Why do some say “Wi-Fi 6” and others 802.11ax ? What is “Wi-Fi 4”? Here is a quick overview of the wifi generations so far.

In 2018, the industry organization WiFi Alliance introduced new designations to be used on WiFi products to signal what they can perform.

We should point out that the standards for wifi themselves did not change names. The committee that develops the wifi standards is still called IEEE 802.11, and the standards they publish still have catchy, yet precise names like “802.11ax “.

The WiFi Alliance does not control these standards, only its own product certification programs. By introducing generational names for wifi, they wanted to give more user-friendly designations to the products that support these standards. Products that support 802.11ax are referred to as Wi-Fi 6, which is counted as the sixth generation of Wi-Fi.
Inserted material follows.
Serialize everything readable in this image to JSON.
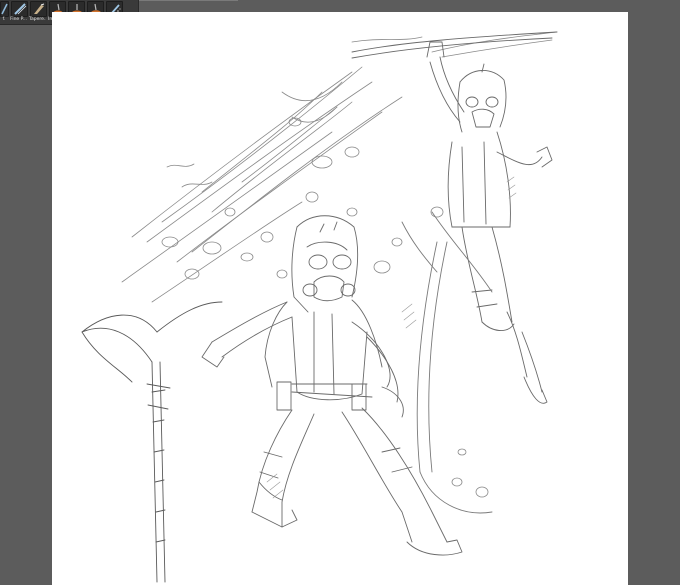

Graphics from the Wi-Fi Alliance with examples of how the Wi-Fi generations can be rendered visually when connected wirelessly.

Generational names and standard names are now used interchangeably, and it is therefore not wrong to say “ax” or “ac” about what a product supports, although it is becoming increasingly common to primarily refer to the generations.

The idea is also that new products should be able to show the user which version of Wi-Fi technology is available when connecting to a wireless access point. You’ll not only get a wifi signal on the task bar of your phone or PC, but also a number that indicates the maximum performance and functionality you can expect from the connection.

Generation and technological standardFrequency bandNote
Wi-Fi 7 / 802.11be6 GHz
5 GHz
2.4 GHz
The standard is still not finalized as of April 2024, but the Wi-Fi Alliance started its certification program for Wi-Fi 7 in January.
Wi-Fi 6E / 802.11ax6 GHz
5 GHz
2.4 GHz
Launched together with Wi-Fi 6, but reserved for products that also support Wi-Fi on the 6 GHz band.
Read more here: Wi-Fi 6E: Internet at 6 GHz
Wi-Fi 6 / 802.11ax 5 GHz and 2.4 GHzThe latest standard in general use today. Wi-Fi Alliance started product certification of Wi-Fi 6 in September 2019, the standard was finally approved in May 2021.
Read more in Wi-Fi 6: What can we expect from 802.11ax
Wi-Fi 5 / 802.11ac5 GHzThis designation does not distinguish between the first ax products and the latest round that includes newer technologies, known as Wave 2.
Wi-Fi 4 / 802.11n5 GHz and 2.4 GHz


Wi-Fi Alliance on:

Article by Jorunn Danielsen